§ **TASK ITEM**:
Going through the material below, please gather all lines with the word "JSON" in them.

§ **THE INPUT**:
+++++

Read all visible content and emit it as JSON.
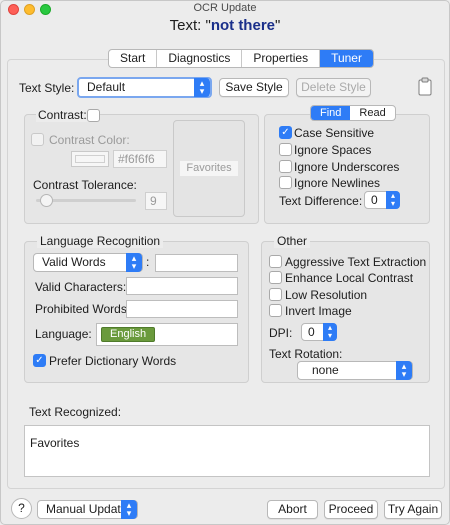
{
  "window": {
    "title": "OCR Update"
  },
  "header": {
    "prefix": "Text: \"",
    "value": "not there",
    "suffix": "\""
  },
  "tabs": [
    "Start",
    "Diagnostics",
    "Properties",
    "Tuner"
  ],
  "text_style": {
    "label": "Text Style:",
    "selected": "Default",
    "save_label": "Save Style",
    "delete_label": "Delete Style"
  },
  "contrast": {
    "label": "Contrast:",
    "color_label": "Contrast Color:",
    "color_value": "#f6f6f6",
    "swatch_color": "#f6f6f6",
    "tolerance_label": "Contrast Tolerance:",
    "tolerance_value": "9",
    "preview_text": "Favorites"
  },
  "find_panel": {
    "segments": [
      "Find",
      "Read"
    ],
    "case_sensitive": "Case Sensitive",
    "ignore_spaces": "Ignore Spaces",
    "ignore_underscores": "Ignore Underscores",
    "ignore_newlines": "Ignore Newlines",
    "text_difference_label": "Text Difference:",
    "text_difference_value": "0"
  },
  "language": {
    "title": "Language Recognition",
    "mode": "Valid Words",
    "colon": ":",
    "valid_chars_label": "Valid Characters:",
    "prohibited_label": "Prohibited Words:",
    "language_label": "Language:",
    "language_tag": "English",
    "prefer_dictionary": "Prefer Dictionary Words"
  },
  "other": {
    "title": "Other",
    "aggressive": "Aggressive Text Extraction",
    "enhance": "Enhance Local Contrast",
    "low_res": "Low Resolution",
    "invert": "Invert Image",
    "dpi_label": "DPI:",
    "dpi_value": "0",
    "rotation_label": "Text Rotation:",
    "rotation_value": "none"
  },
  "recognized": {
    "label": "Text Recognized:",
    "value": "Favorites"
  },
  "footer": {
    "help": "?",
    "update_mode": "Manual Update",
    "abort": "Abort",
    "proceed": "Proceed",
    "try_again": "Try Again"
  },
  "colors": {
    "accent": "#2e7cf6",
    "english_tag": "#6a9a3c",
    "title_value": "#1a2f8a"
  }
}
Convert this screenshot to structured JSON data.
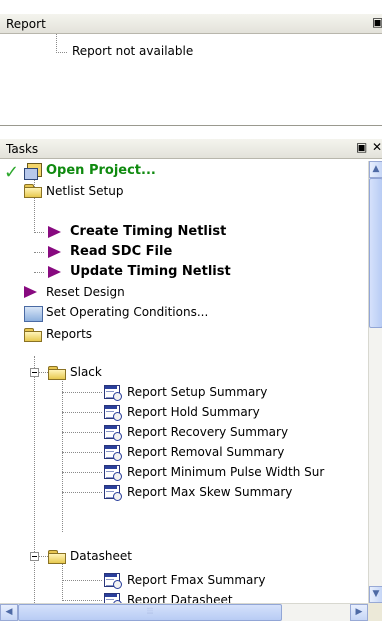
{
  "report": {
    "title": "Report",
    "message": "Report not available",
    "float_icon": "float-icon"
  },
  "tasks": {
    "title": "Tasks",
    "float_icon": "float-icon",
    "close_icon": "close-icon",
    "items": [
      {
        "label": "Open Project...",
        "icon": "project-icon",
        "status": "check-icon"
      },
      {
        "label": "Netlist Setup",
        "icon": "folder-icon"
      },
      {
        "label": "Create Timing Netlist",
        "icon": "flag-icon"
      },
      {
        "label": "Read SDC File",
        "icon": "flag-icon"
      },
      {
        "label": "Update Timing Netlist",
        "icon": "flag-icon"
      },
      {
        "label": "Reset Design",
        "icon": "flag-icon"
      },
      {
        "label": "Set Operating Conditions...",
        "icon": "settings-icon"
      },
      {
        "label": "Reports",
        "icon": "folder-icon"
      },
      {
        "label": "Slack",
        "icon": "folder-icon"
      },
      {
        "label": "Report Setup Summary",
        "icon": "report-icon"
      },
      {
        "label": "Report Hold Summary",
        "icon": "report-icon"
      },
      {
        "label": "Report Recovery Summary",
        "icon": "report-icon"
      },
      {
        "label": "Report Removal Summary",
        "icon": "report-icon"
      },
      {
        "label": "Report Minimum Pulse Width Sur",
        "icon": "report-icon"
      },
      {
        "label": "Report Max Skew Summary",
        "icon": "report-icon"
      },
      {
        "label": "Datasheet",
        "icon": "folder-icon"
      },
      {
        "label": "Report Fmax Summary",
        "icon": "report-icon"
      },
      {
        "label": "Report Datasheet",
        "icon": "report-icon"
      }
    ]
  },
  "colors": {
    "accent_green": "#0f8a0f",
    "flag_purple": "#880a80",
    "header_bg": "#ece9d8"
  }
}
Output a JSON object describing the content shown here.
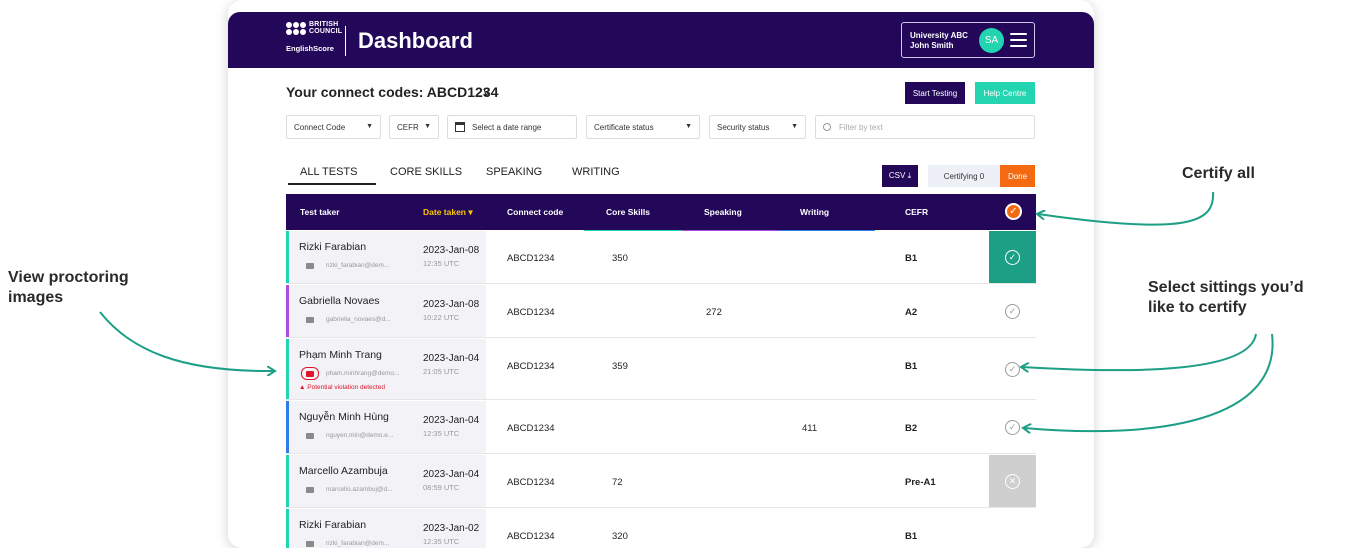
{
  "colors": {
    "brand": "#230859",
    "accent": "#23d4b0",
    "orange": "#f36a10",
    "certified": "#1d9f85",
    "violation": "#e0142c",
    "annotation": "#1d9f85"
  },
  "header": {
    "logo_line1": "BRITISH",
    "logo_line2": "COUNCIL",
    "logo_product": "EnglishScore",
    "title": "Dashboard",
    "org": "University ABC",
    "user": "John Smith",
    "avatar_initials": "SA",
    "menu_icon": "hamburger-icon"
  },
  "connect": {
    "title": "Your connect codes: ABCD1234",
    "chevron": "∨"
  },
  "actions": {
    "start_testing": "Start Testing",
    "help_centre": "Help Centre"
  },
  "filters": {
    "connect_code": "Connect Code",
    "cefr": "CEFR",
    "date_range": "Select a date range",
    "certificate_status": "Certificate status",
    "security_status": "Security status",
    "search_placeholder": "Filter by text"
  },
  "tabs": [
    "ALL TESTS",
    "CORE SKILLS",
    "SPEAKING",
    "WRITING"
  ],
  "toolbar": {
    "csv": "CSV ⤓",
    "certifying": "Certifying 0",
    "done": "Done"
  },
  "table": {
    "headers": [
      "Test taker",
      "Date taken ▾",
      "Connect code",
      "Core Skills",
      "Speaking",
      "Writing",
      "CEFR"
    ],
    "skill_colors": {
      "core": "#23d4b0",
      "speaking": "#a94fe0",
      "writing": "#2f7ee8"
    },
    "rows": [
      {
        "name": "Rizki Farabian",
        "email": "rizki_farabian@dem...",
        "date": "2023-Jan-08",
        "time": "12:35 UTC",
        "code": "ABCD1234",
        "core": "350",
        "speaking": "",
        "writing": "",
        "cefr": "B1",
        "stripe": "#23d4b0",
        "cert": "on",
        "violation": ""
      },
      {
        "name": "Gabriella Novaes",
        "email": "gabriella_novaes@d...",
        "date": "2023-Jan-08",
        "time": "10:22 UTC",
        "code": "ABCD1234",
        "core": "",
        "speaking": "272",
        "writing": "",
        "cefr": "A2",
        "stripe": "#a94fe0",
        "cert": "available",
        "violation": ""
      },
      {
        "name": "Phạm Minh Trang",
        "email": "pham.minhrang@demo...",
        "date": "2023-Jan-04",
        "time": "21:05 UTC",
        "code": "ABCD1234",
        "core": "359",
        "speaking": "",
        "writing": "",
        "cefr": "B1",
        "stripe": "#23d4b0",
        "cert": "available",
        "violation": "Potential violation detected"
      },
      {
        "name": "Nguyễn Minh Hùng",
        "email": "nguyen.min@demo.e...",
        "date": "2023-Jan-04",
        "time": "12:35 UTC",
        "code": "ABCD1234",
        "core": "",
        "speaking": "",
        "writing": "411",
        "cefr": "B2",
        "stripe": "#2f7ee8",
        "cert": "available",
        "violation": ""
      },
      {
        "name": "Marcello Azambuja",
        "email": "marcello.azambuj@d...",
        "date": "2023-Jan-04",
        "time": "08:59 UTC",
        "code": "ABCD1234",
        "core": "72",
        "speaking": "",
        "writing": "",
        "cefr": "Pre-A1",
        "stripe": "#23d4b0",
        "cert": "off",
        "violation": ""
      },
      {
        "name": "Rizki Farabian",
        "email": "rizki_farabian@dem...",
        "date": "2023-Jan-02",
        "time": "12:35 UTC",
        "code": "ABCD1234",
        "core": "320",
        "speaking": "",
        "writing": "",
        "cefr": "B1",
        "stripe": "#23d4b0",
        "cert": "none",
        "violation": ""
      }
    ]
  },
  "annotations": {
    "certify_all": "Certify all",
    "view_images_1": "View proctoring",
    "view_images_2": "images",
    "select_1": "Select sittings you’d",
    "select_2": "like to certify"
  }
}
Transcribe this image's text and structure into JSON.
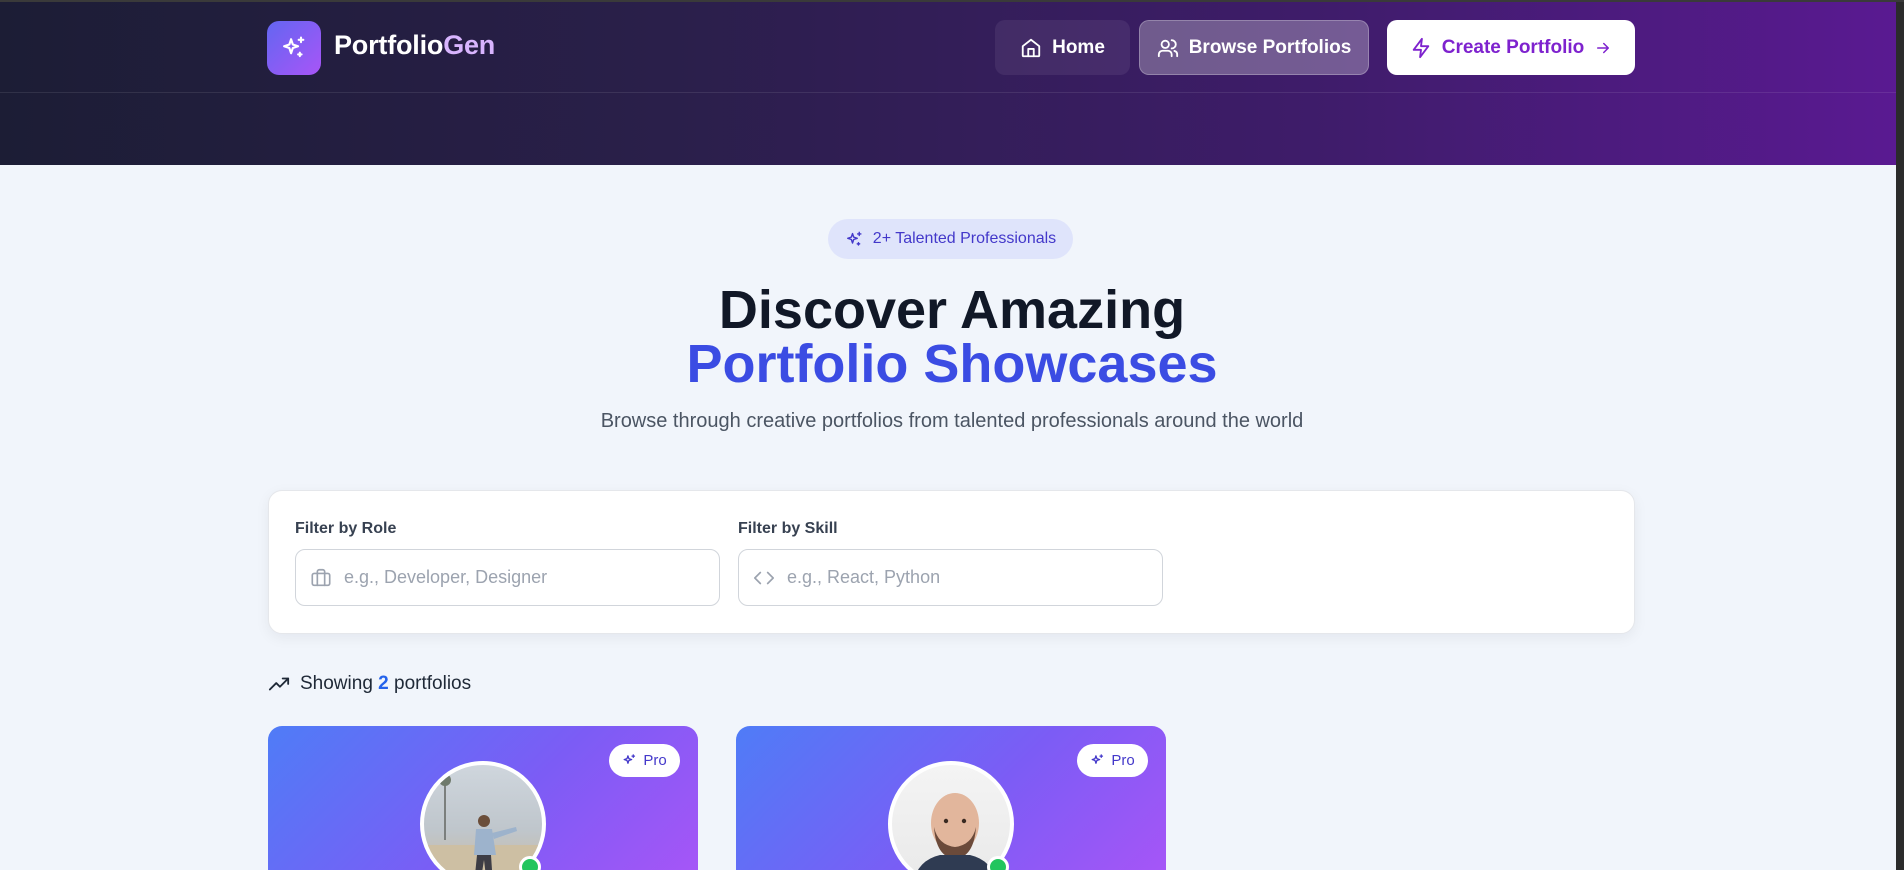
{
  "app": {
    "brand_main": "Portfolio",
    "brand_accent": "Gen",
    "logo_icon": "sparkles-icon"
  },
  "nav": {
    "home_label": "Home",
    "browse_label": "Browse Portfolios",
    "create_label": "Create Portfolio"
  },
  "hero": {
    "badge_text": "2+ Talented Professionals",
    "title_line1": "Discover Amazing",
    "title_line2": "Portfolio Showcases",
    "subtitle": "Browse through creative portfolios from talented professionals around the world"
  },
  "filters": {
    "role_label": "Filter by Role",
    "role_placeholder": "e.g., Developer, Designer",
    "role_value": "",
    "skill_label": "Filter by Skill",
    "skill_placeholder": "e.g., React, Python",
    "skill_value": ""
  },
  "results": {
    "prefix": "Showing",
    "count": "2",
    "suffix": "portfolios"
  },
  "cards": [
    {
      "badge": "Pro"
    },
    {
      "badge": "Pro"
    }
  ],
  "colors": {
    "accent_blue": "#3b4ce3",
    "accent_purple": "#7e22ce",
    "status_online": "#22c55e"
  }
}
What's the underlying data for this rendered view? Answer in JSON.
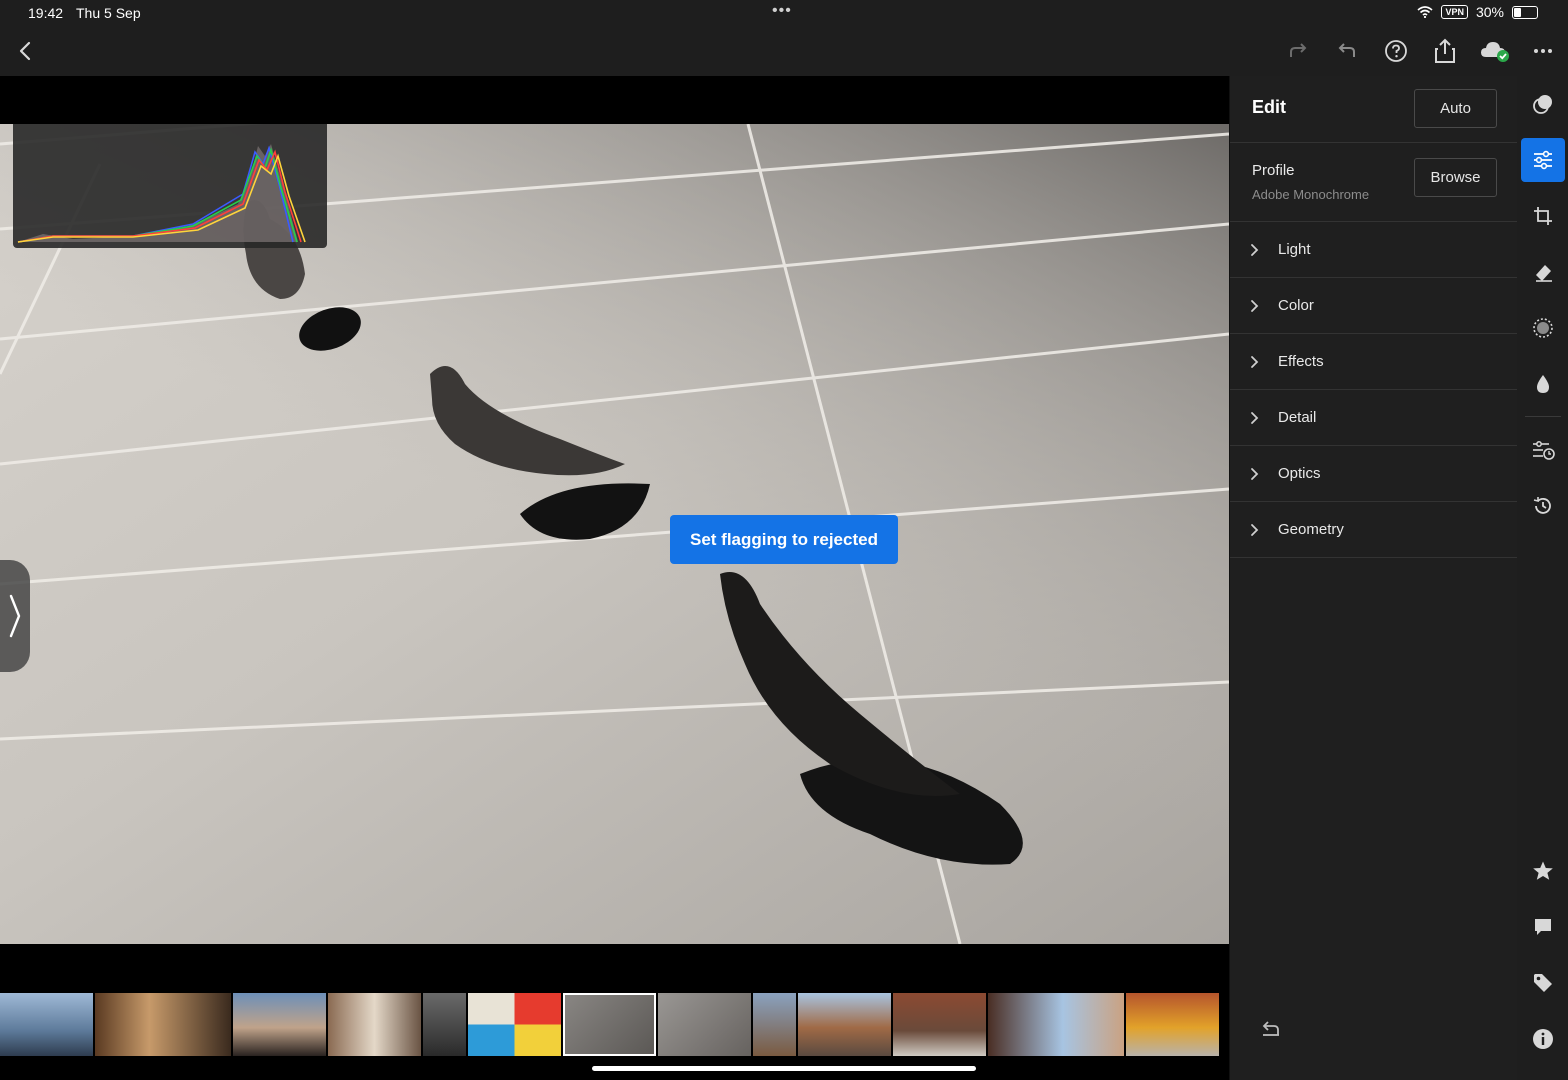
{
  "status_bar": {
    "time": "19:42",
    "date": "Thu 5 Sep",
    "vpn_badge": "VPN",
    "battery_percent": "30%",
    "battery_level": 0.3
  },
  "toolbar": {
    "icons": [
      "back-icon",
      "redo-icon",
      "undo-icon",
      "help-icon",
      "share-icon",
      "cloud-sync-icon",
      "more-icon"
    ]
  },
  "viewer": {
    "toast": "Set flagging to rejected",
    "filmstrip_count": 13,
    "selected_index": 6
  },
  "edit_panel": {
    "title": "Edit",
    "auto_label": "Auto",
    "profile": {
      "label": "Profile",
      "value": "Adobe Monochrome",
      "browse_label": "Browse"
    },
    "sections": [
      {
        "label": "Light"
      },
      {
        "label": "Color"
      },
      {
        "label": "Effects"
      },
      {
        "label": "Detail"
      },
      {
        "label": "Optics"
      },
      {
        "label": "Geometry"
      }
    ]
  },
  "rail": {
    "items": [
      "presets-icon",
      "edit-sliders-icon",
      "crop-icon",
      "healing-eraser-icon",
      "masking-icon",
      "color-drop-icon",
      "versions-icon",
      "history-icon",
      "rating-star-icon",
      "comments-icon",
      "keywords-tag-icon",
      "info-icon"
    ],
    "active": "edit-sliders-icon"
  },
  "colors": {
    "accent": "#1473e6",
    "panel_bg": "#1f1f1f",
    "divider": "#333333"
  }
}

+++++

§ **RESPONSE BELOW**:
Read all visible content and emit it as JSON.
Convert this screenshot to structured JSON data.
Output a JSON object describing the content shown here.
Transcribe this image's text and structure into JSON.
What's the underlying data for this rendered view? Answer in JSON.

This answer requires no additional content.